Although the M3 saloon is acceptably spacious in the rear, the M4 Coupé is not. The rakish roofline doesn’t reduce the legroom drastically, but its effect on the headroom is crippling. It really isn’t a place for adults to spend longer than a few minutes, although children will probably get away with it.
In the soft-top, however, the situation is a little different. Of course, with the roof in place it’s little better than the coupé, but when that roof is down there’s suddenly infinite headroom. The sky really is the limit. That might not make the M4 Competition Convertible a more practical family car than the coupe, but it does give you more chance to make use of that decent rear legroom and take a few friends out for a meal on a sunny summer’s day, for example. A small advantage, perhaps, but not an insignificant one.
The roof does, however, limit boot space slightly. Where the M4 Competition Coupé has 440-litres of boot space whether you opt for all-wheel drive or not, the Convertible has just 385-litres of capacity. A 55-litre reduction isn’t the end of the world, and the M4 Convertible still has more boot space than a standard Volkswagen Golf, but it might be a consideration for those who like to put a lot of junk in their trunk, so to speak.
But the real reason I like the folding roof is the way it makes the M4 feel. I don’t care which car you’re driving; removing the roof will make it feel much more interesting. Talking about the wind in the hair is such a tired old cliché, but chopping away the roof makes you feel less isolated from the car and the act of driving. It’s as though the whole experience becomes more organic and natural, and at a time when car makers often work hard to make driving feel as refi ned as possible, that’s a big draw.
It’s that, and the M4 Competition Convertible’s enormous versatility, that makes this car so appealing. It’s less one-dimensional than the M4 Coupé, which is an out-and-out sports car, and turns the M4 into a good-looking grand tourer, ideal for long road trips. The addition of all-wheel drive just makes it even more usable in any weather, allowing you to exploit the performance even when the rain comes down. But while the M4 does all this grown-up stuff brilliantly, it can still play the sporty hooligan role when the mood takes you. Which makes the M4 Competition Convertible is the most versatile and most desirable member of the M3/M4 family.

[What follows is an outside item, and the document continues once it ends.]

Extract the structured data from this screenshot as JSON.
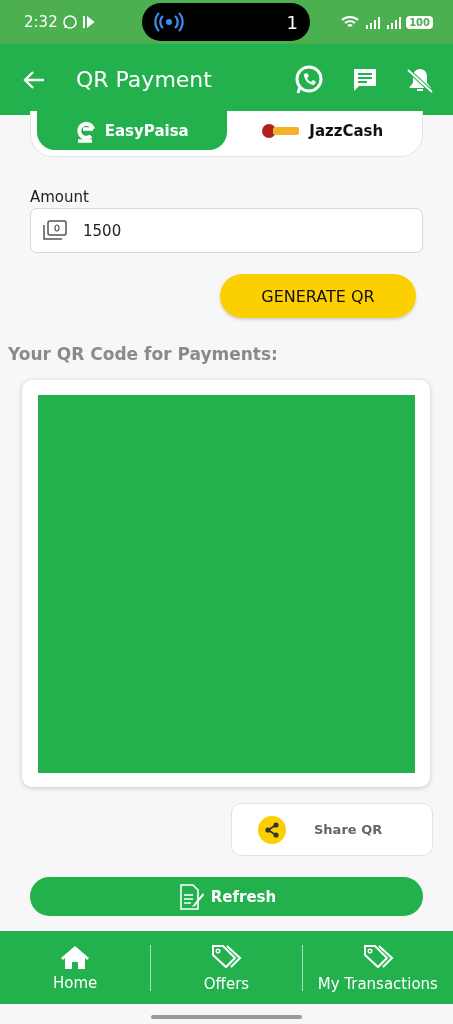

TECHNICAL DATA 2023 BMW M4 Competition Convertible M xDrive G83
- ENGINE: twin-turbocharged straight-six petrol, longitudinally mounted
- CAPACITY: 2993cc
- MAX POWER: 510bhp at 6250rpm
- MAX TORQUE: 479lb ft at 2750-5500rpm
- 0-62MPH: 3.7-seconds
- TOP SPEED: 155mph (174mph with optional M Driver’s Package)
- ECONOMY: 27.7mpg
- EMISSIONS: 231-233g/km
- WEIGHT (EU): 1995kg
- PRICE (OTR): £81,915
The Convertible is the most versatile and desirable member of the M3/M4 family